Element data from apps and pages.

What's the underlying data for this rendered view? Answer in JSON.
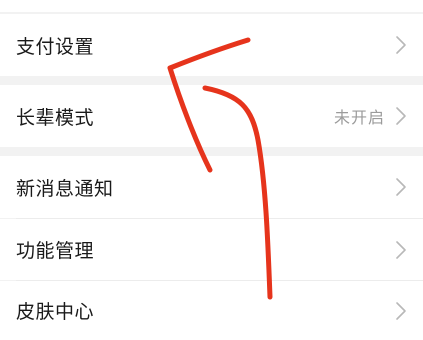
{
  "settings": {
    "items": [
      {
        "label": "支付设置",
        "value": ""
      },
      {
        "label": "长辈模式",
        "value": "未开启"
      },
      {
        "label": "新消息通知",
        "value": ""
      },
      {
        "label": "功能管理",
        "value": ""
      },
      {
        "label": "皮肤中心",
        "value": ""
      }
    ]
  },
  "colors": {
    "background": "#f2f2f2",
    "row": "#ffffff",
    "text": "#1a1a1a",
    "muted": "#9b9b9b",
    "chevron": "#b8b8b8",
    "annotation": "#e6341c"
  },
  "icons": {
    "row_arrow": "chevron-right-icon"
  }
}
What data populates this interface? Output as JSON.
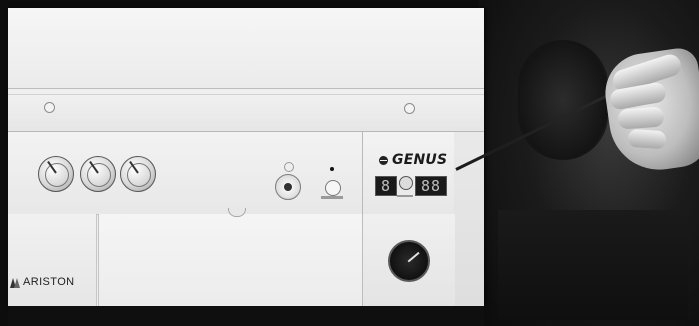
{
  "brand": {
    "model_name": "GENUS",
    "maker_logo_text": "ARISTON"
  },
  "display": {
    "left_digits": "8",
    "right_digits": "88"
  },
  "icons": {
    "brand_mark": "ariston-mark-icon",
    "model_mark": "genus-emblem-icon",
    "pressure_gauge": "pressure-gauge-icon"
  }
}
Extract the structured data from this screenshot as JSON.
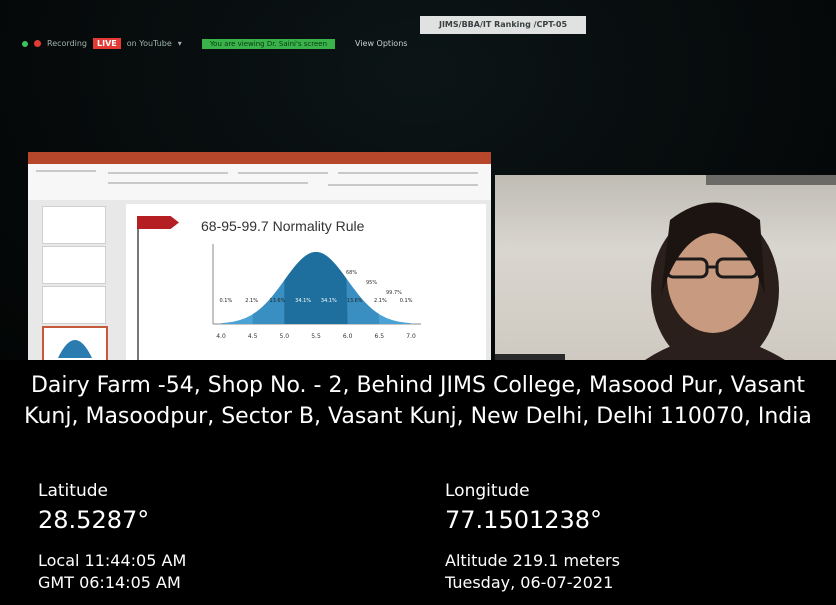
{
  "zoom_bar": {
    "recording_label": "Recording",
    "live_badge": "LIVE",
    "live_on": "on YouTube",
    "banner_text": "You are viewing Dr. Saini's screen",
    "view_options": "View Options"
  },
  "meeting_title": "JIMS/BBA/IT Ranking /CPT-05",
  "slide": {
    "title": "68-95-99.7 Normality Rule",
    "chart_data": {
      "type": "area",
      "x_ticks": [
        "4.0",
        "4.5",
        "5.0",
        "5.5",
        "6.0",
        "6.5",
        "7.0"
      ],
      "region_labels": [
        "0.1%",
        "2.1%",
        "13.6%",
        "34.1%",
        "34.1%",
        "13.6%",
        "2.1%",
        "0.1%"
      ],
      "callouts": [
        "68%",
        "95%",
        "99.7%"
      ]
    }
  },
  "location": {
    "address": "Dairy Farm -54, Shop No. - 2, Behind JIMS College, Masood Pur, Vasant Kunj, Masoodpur, Sector B, Vasant Kunj, New Delhi, Delhi 110070, India",
    "latitude_label": "Latitude",
    "latitude_value": "28.5287°",
    "longitude_label": "Longitude",
    "longitude_value": "77.1501238°",
    "local_time": "Local 11:44:05 AM",
    "gmt_time": "GMT 06:14:05 AM",
    "altitude": "Altitude 219.1 meters",
    "date": "Tuesday, 06-07-2021"
  },
  "colors": {
    "bell_dark": "#1f6f9e",
    "bell_light": "#4aa3d4",
    "accent_red": "#b51f24",
    "live_red": "#e53935",
    "banner_green": "#39b34a"
  }
}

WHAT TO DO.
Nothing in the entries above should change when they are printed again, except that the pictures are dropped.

RESULT OF THE EXERCISE.
What's the underlying data for this rendered view? Answer in JSON.
{
  "settings": {
    "items": [
      {
        "label": "支付设置",
        "value": ""
      },
      {
        "label": "长辈模式",
        "value": "未开启"
      },
      {
        "label": "新消息通知",
        "value": ""
      },
      {
        "label": "功能管理",
        "value": ""
      },
      {
        "label": "皮肤中心",
        "value": ""
      }
    ]
  },
  "colors": {
    "background": "#f2f2f2",
    "row": "#ffffff",
    "text": "#1a1a1a",
    "muted": "#9b9b9b",
    "chevron": "#b8b8b8",
    "annotation": "#e6341c"
  },
  "icons": {
    "row_arrow": "chevron-right-icon"
  }
}
What data populates this interface? Output as JSON.
{
  "brand": {
    "model_name": "GENUS",
    "maker_logo_text": "ARISTON"
  },
  "display": {
    "left_digits": "8",
    "right_digits": "88"
  },
  "icons": {
    "brand_mark": "ariston-mark-icon",
    "model_mark": "genus-emblem-icon",
    "pressure_gauge": "pressure-gauge-icon"
  }
}
Extract the structured data from this screenshot as JSON.
{
  "zoom_bar": {
    "recording_label": "Recording",
    "live_badge": "LIVE",
    "live_on": "on YouTube",
    "banner_text": "You are viewing Dr. Saini's screen",
    "view_options": "View Options"
  },
  "meeting_title": "JIMS/BBA/IT Ranking /CPT-05",
  "slide": {
    "title": "68-95-99.7 Normality Rule",
    "chart_data": {
      "type": "area",
      "x_ticks": [
        "4.0",
        "4.5",
        "5.0",
        "5.5",
        "6.0",
        "6.5",
        "7.0"
      ],
      "region_labels": [
        "0.1%",
        "2.1%",
        "13.6%",
        "34.1%",
        "34.1%",
        "13.6%",
        "2.1%",
        "0.1%"
      ],
      "callouts": [
        "68%",
        "95%",
        "99.7%"
      ]
    }
  },
  "location": {
    "address": "Dairy Farm -54, Shop No. - 2, Behind JIMS College, Masood Pur, Vasant Kunj, Masoodpur, Sector B, Vasant Kunj, New Delhi, Delhi 110070, India",
    "latitude_label": "Latitude",
    "latitude_value": "28.5287°",
    "longitude_label": "Longitude",
    "longitude_value": "77.1501238°",
    "local_time": "Local 11:44:05 AM",
    "gmt_time": "GMT 06:14:05 AM",
    "altitude": "Altitude 219.1 meters",
    "date": "Tuesday, 06-07-2021"
  },
  "colors": {
    "bell_dark": "#1f6f9e",
    "bell_light": "#4aa3d4",
    "accent_red": "#b51f24",
    "live_red": "#e53935",
    "banner_green": "#39b34a"
  }
}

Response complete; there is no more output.